Bank of England governor Mark Carney just waded into the long campaign ahead of the UK’s referendum on EU membership, with a speech at Oxford University on Wednesday night.
Along with it, the BoE published its own 100-page analysis of how EU membership affects its operations as a central bank.
Earlier in the week, the UK’s Treasury Select Committee was promised a “yawner” of a speech by Carney. And of course, he didn’t openly back either side in the campaign.
Two phrases have been most clearly seized on from his comments. The first was his argument that “in some respects the UK is the leading beneficiary of the famous ‘Four Freedoms’ first set out in the 1957 Treaty of Rome.”
The second, shortly afterwards, was that “the EU has arguably bolstered [the UK’s economic dynamism] by establishing the world’s largest single market with free movement of goods, services, capital and labour.”

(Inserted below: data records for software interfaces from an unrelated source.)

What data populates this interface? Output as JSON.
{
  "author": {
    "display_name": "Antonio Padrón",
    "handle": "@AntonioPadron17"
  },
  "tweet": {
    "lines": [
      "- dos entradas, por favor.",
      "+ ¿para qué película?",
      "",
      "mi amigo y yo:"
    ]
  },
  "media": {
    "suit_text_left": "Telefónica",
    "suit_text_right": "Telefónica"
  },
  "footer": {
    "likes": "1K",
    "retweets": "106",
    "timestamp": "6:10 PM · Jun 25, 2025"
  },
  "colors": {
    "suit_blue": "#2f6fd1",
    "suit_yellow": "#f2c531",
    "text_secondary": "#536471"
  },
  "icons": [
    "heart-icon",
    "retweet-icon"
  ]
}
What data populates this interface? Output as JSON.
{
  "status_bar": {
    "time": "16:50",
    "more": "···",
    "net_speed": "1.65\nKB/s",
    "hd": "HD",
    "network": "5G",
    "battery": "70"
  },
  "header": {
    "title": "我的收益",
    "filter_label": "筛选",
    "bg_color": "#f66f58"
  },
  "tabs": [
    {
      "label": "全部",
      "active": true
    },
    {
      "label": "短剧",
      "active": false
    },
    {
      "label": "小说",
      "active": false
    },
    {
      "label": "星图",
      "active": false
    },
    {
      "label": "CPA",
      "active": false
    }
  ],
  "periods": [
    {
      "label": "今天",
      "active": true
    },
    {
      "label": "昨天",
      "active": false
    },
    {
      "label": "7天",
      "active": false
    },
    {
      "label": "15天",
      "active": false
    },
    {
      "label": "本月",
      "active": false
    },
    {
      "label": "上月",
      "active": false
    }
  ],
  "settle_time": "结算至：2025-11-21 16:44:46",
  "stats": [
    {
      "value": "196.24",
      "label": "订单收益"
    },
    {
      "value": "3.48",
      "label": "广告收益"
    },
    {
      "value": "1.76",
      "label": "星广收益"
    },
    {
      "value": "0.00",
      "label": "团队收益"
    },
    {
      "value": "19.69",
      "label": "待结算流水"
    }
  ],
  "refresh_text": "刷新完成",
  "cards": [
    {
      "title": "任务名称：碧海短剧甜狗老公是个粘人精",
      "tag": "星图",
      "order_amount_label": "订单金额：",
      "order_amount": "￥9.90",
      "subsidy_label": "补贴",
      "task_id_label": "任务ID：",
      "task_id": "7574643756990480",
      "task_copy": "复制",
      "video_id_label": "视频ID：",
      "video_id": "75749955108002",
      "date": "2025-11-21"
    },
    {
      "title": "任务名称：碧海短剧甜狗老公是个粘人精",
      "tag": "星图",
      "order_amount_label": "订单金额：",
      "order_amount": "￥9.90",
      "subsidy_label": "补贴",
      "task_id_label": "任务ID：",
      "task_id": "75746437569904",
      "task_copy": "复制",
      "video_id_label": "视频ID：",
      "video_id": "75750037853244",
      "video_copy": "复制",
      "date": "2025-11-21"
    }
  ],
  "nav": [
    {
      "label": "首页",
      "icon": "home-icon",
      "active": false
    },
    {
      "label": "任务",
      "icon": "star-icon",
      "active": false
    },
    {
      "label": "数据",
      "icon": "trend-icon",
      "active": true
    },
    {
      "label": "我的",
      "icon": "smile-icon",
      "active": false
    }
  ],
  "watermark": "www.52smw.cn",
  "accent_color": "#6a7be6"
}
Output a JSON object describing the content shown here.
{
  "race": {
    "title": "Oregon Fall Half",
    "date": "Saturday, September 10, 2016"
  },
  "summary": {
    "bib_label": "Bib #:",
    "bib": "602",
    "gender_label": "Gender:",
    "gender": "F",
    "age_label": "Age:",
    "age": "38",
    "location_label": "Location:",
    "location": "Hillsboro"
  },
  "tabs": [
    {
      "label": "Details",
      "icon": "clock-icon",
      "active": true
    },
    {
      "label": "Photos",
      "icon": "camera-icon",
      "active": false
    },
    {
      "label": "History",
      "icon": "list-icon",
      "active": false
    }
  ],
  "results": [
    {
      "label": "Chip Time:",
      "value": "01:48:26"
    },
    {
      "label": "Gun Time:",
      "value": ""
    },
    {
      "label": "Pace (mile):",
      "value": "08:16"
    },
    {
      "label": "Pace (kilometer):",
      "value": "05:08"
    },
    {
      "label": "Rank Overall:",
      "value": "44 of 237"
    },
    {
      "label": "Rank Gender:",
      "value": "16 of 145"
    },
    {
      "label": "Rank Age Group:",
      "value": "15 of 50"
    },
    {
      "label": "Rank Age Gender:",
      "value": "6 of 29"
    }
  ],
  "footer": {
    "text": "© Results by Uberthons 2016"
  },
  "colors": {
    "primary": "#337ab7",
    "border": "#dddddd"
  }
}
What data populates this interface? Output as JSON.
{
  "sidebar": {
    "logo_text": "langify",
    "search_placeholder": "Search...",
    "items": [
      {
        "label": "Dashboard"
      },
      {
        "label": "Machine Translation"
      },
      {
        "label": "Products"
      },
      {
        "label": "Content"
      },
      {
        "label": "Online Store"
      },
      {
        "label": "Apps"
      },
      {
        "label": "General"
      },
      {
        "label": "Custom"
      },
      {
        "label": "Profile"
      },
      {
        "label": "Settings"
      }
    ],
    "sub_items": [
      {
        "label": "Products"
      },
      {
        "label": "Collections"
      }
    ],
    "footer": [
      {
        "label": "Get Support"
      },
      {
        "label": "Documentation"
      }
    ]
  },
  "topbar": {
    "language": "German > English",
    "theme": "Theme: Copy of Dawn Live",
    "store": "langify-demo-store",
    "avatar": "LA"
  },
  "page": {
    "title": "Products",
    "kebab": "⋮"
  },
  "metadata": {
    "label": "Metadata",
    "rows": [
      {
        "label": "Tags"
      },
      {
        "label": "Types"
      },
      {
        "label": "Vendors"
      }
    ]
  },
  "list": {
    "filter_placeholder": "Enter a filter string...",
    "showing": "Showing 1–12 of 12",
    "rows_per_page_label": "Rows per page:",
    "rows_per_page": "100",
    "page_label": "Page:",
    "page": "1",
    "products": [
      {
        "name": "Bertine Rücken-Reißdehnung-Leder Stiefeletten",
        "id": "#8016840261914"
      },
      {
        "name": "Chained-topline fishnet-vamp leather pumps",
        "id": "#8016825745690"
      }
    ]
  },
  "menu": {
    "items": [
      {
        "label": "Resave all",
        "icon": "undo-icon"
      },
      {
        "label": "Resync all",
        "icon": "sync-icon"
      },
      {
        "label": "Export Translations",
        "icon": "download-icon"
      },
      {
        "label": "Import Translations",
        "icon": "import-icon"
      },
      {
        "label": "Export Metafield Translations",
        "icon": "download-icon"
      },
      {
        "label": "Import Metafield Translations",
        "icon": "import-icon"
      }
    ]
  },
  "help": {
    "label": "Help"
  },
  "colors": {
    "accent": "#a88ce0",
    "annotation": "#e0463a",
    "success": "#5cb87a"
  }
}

He didn’t pick a side, but his statements are hardly difficult to translate from cautious central bank-speak. There are dogs in the street that know Carney’s speech will come as a joy to pro-EU campaigners and a headache for the Brexit brigade.
Try to reverse one of those phrases — if Carney had said that the UK had been in some respects the biggest loser from the European Union’s set-up, would any number of further qualifications in the rest of the speech have made it significantly less anti-EU?
It may well be that the BoE’s intervention is a simple statement of the mainstream economic consensus — most economists I speak to seem to be thinking on roughly the same lines as Carney. The EU may need reforming and tweaking, but in general, it’s a good project and it’s worth working on it.
So perhaps it’s quite reasonable for the governor to intervene in that way, to simply state the facts as the Bank sees them. After all, an exit from the EU would almost certainly affect the Bank’s ability to meet its mandates for financial stability and inflation.
But his speech undoubtedly does more to give the “In” campaign a boost. IHS Insight’s chief UK economist Howard Archer says his “strong suspicion is that the pro-EU membership camp will find more to grab hold of and champion than the Out camp.”
Indeed, a quick look at the headlines online this morning shows that’s true. Here’s are some of the headlines that major UK news producers went for, with are overwhelmingly better for the pro-EU than anti-EU camp:
- Sky News: Carney: EU Has Made UK ‘Dynamic And Stronger’
- The Independent: EU membership ‘has boosted Britain’s economy,’ says Mark Carney
- Reuters: Bank of England’s Carney stresses EU’s boost to UK economy
- The Guardian: EU has made UK economy more dynamic, says Bank of England chief
- The Times: Europe has made Britain richer, says Carney
- Financial Times: Carney backs Britain’s EU membership
- BBC News: Bank of England says EU makes UK economy more dynamic
- The Mirror: Bank of England Governor says EU membership has increased ‘openness and dynamism’ of our economy
There are two headlines that are not straightforwardly positive, but not really entirely negative either
- The Daily Telegraph: UK must secure safeguards against further eurozone integration, warns Mark Carney
- The Daily Mail seems to have more than one, with “Bank chief Mark Carney says ‘Don’t let euro rescue hurt UK’,” and “Bank of England governor Mark Carney sets out the pros and cons of Brussels,” as well as the Reuters headline listed above.
Only the Sun seems to go with an outright negative (and relatively misleading) option with “EU club puts UK in peril” as their top line.
Carney hasn’t matched what Nick Macpherson, the chief civil servant at the Treasury, did over the Scottish independence referendum. Macpherson intervened during the campaign period, publishing his own damning analysis of Scotland’s capacity to forge a successful currency union with the UK should it have become independent.
He was criticised after the referendum and the House of Commons Public Administration Committee ruled that the advice should have been kept confidential.
Carney likely won’t receive the same treatment — and like Macpherson he may well be completely correct in his facts. But he shouldn’t kid himself that he’s not helping out either side in the coming referendum.